and $40,000 per accident. See G. L. c. 175, Section 113C, as amended through St. 1971, c. 520, Section 1. In 1979, no insurer was required to make optional underinsured motorist coverage available in amounts greater than $5,000 per person or $10,000 per accident. G. L. c. 175, Section 113L, as amended by St. 1973, c. 380; G. L. c. 90, Section 34A, sixth par., as amended through St. 1976, c. 266, Section 6.
In view of the above it is apparent that our refusal in Cardin, supra at 455, to "sanction reductions in coverage for which the Legislature has not provided," has no application to the case at bar. In 1979, legislative policy did not invalidate reductions or limitations on underinsured motorist coverage. See Royal-Globe Ins. Co. v. Schultz, 385 Mass. 1013 (1982) (upholds a "regular use exclusion" barring recovery of optional underinsured motorist benefits for a 1978 accident).
The defendant's coverage is determined by the terms of his policy and is therefore limited to the highest amount in any one policy unless one of his other arguments prevails. He argues that the "anti-stacking" language of clause 6 does not apply because all the policies covering the accident were not with Lumbermens. Finally, he contends that the separate premiums paid for underinsured motorist coverage under each policy entitle him to a multiple recovery. For the reasons stated in the Appeals Court opinion these arguments do not prevail. Lumbermens Mut. Casualty Co. v. DeCenzo, supra at 974-975.
[Note 1] Of the estate of his son.
[Note 2] DeCenzo's son was a member of his household.
[Note 3] Clause 6 in the 1979 version provides, "You may have two or more auto policies with us covering the same claim. In that case, the most we will pay is the highest amount payable under the applicable coverage in any one of these policies."

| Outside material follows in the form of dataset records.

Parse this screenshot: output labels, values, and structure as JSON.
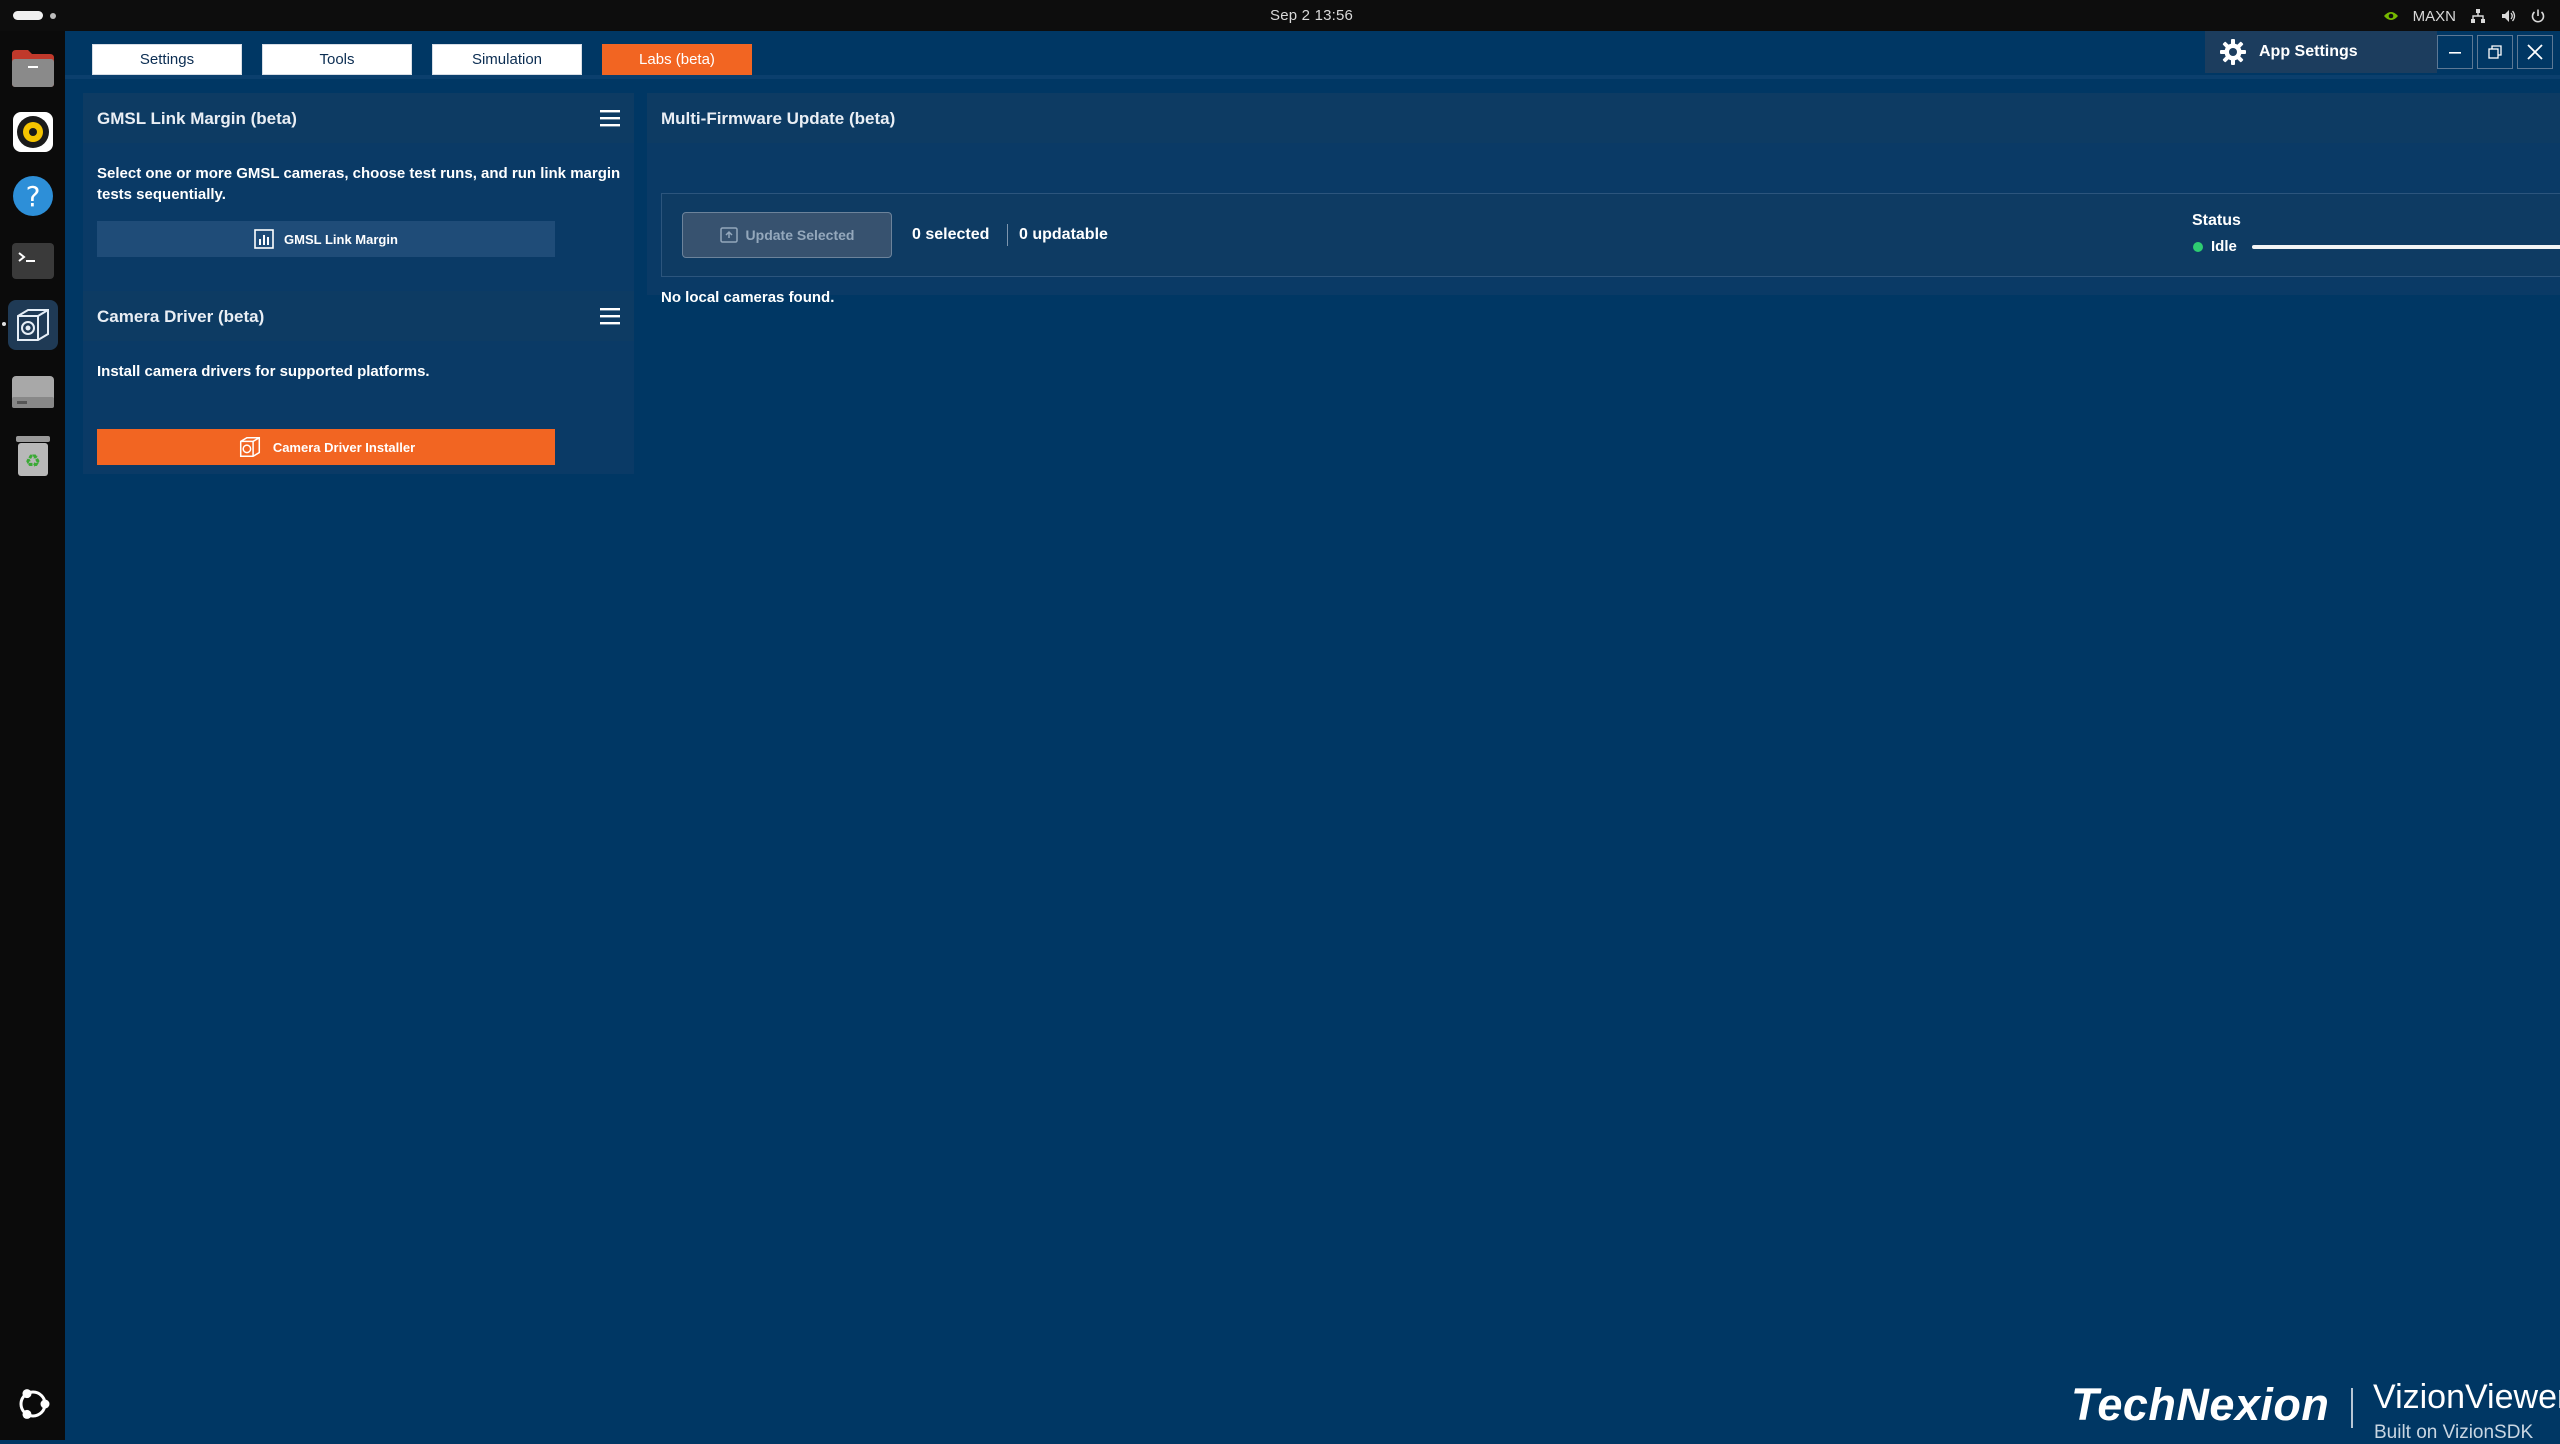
{
  "system_bar": {
    "clock": "Sep 2  13:56",
    "power_mode": "MAXN"
  },
  "dock": {
    "items": [
      {
        "name": "files-icon"
      },
      {
        "name": "rhythmbox-icon"
      },
      {
        "name": "help-icon"
      },
      {
        "name": "terminal-icon"
      },
      {
        "name": "vizionviewer-icon"
      },
      {
        "name": "drive-icon"
      },
      {
        "name": "trash-icon"
      }
    ]
  },
  "tabs": [
    {
      "label": "Settings",
      "active": false
    },
    {
      "label": "Tools",
      "active": false
    },
    {
      "label": "Simulation",
      "active": false
    },
    {
      "label": "Labs (beta)",
      "active": true
    }
  ],
  "header": {
    "app_settings_label": "App Settings"
  },
  "gmsl_panel": {
    "title": "GMSL Link Margin (beta)",
    "description": "Select one or more GMSL cameras, choose test runs, and run link margin tests sequentially.",
    "button_label": "GMSL Link Margin"
  },
  "driver_panel": {
    "title": "Camera Driver (beta)",
    "description": "Install camera drivers for supported platforms.",
    "button_label": "Camera Driver Installer"
  },
  "firmware_panel": {
    "title": "Multi-Firmware Update (beta)",
    "update_button_label": "Update Selected",
    "selected_count": "0 selected",
    "updatable_count": "0 updatable",
    "status_label": "Status",
    "status_value": "Idle",
    "progress": 1.0,
    "empty_message": "No local cameras found."
  },
  "branding": {
    "company": "TechNexion",
    "product": "VizionViewer",
    "trademark": "™",
    "tagline": "Built on VizionSDK"
  },
  "colors": {
    "background": "#003764",
    "accent_orange": "#f26522",
    "status_ok": "#2ecc71"
  }
}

At trial there was a dispute as to whether DeCenzo knew of the terms of the 1979 version of the policy before the accident occurred. The judge did not resolve the question of which version of the policy governed, as he ruled that even under the 1978 language, which was less favorable to Lumbermens than the 1979 version, DeCenzo could only recover $25,000. At oral argument before this court, counsel for the insurer stated that Lumbermens is now willing to rely on the 1978 policy. Accordingly, discussion of the language of clause 6 hereinafter refers to the quoted text of the 1978 policy.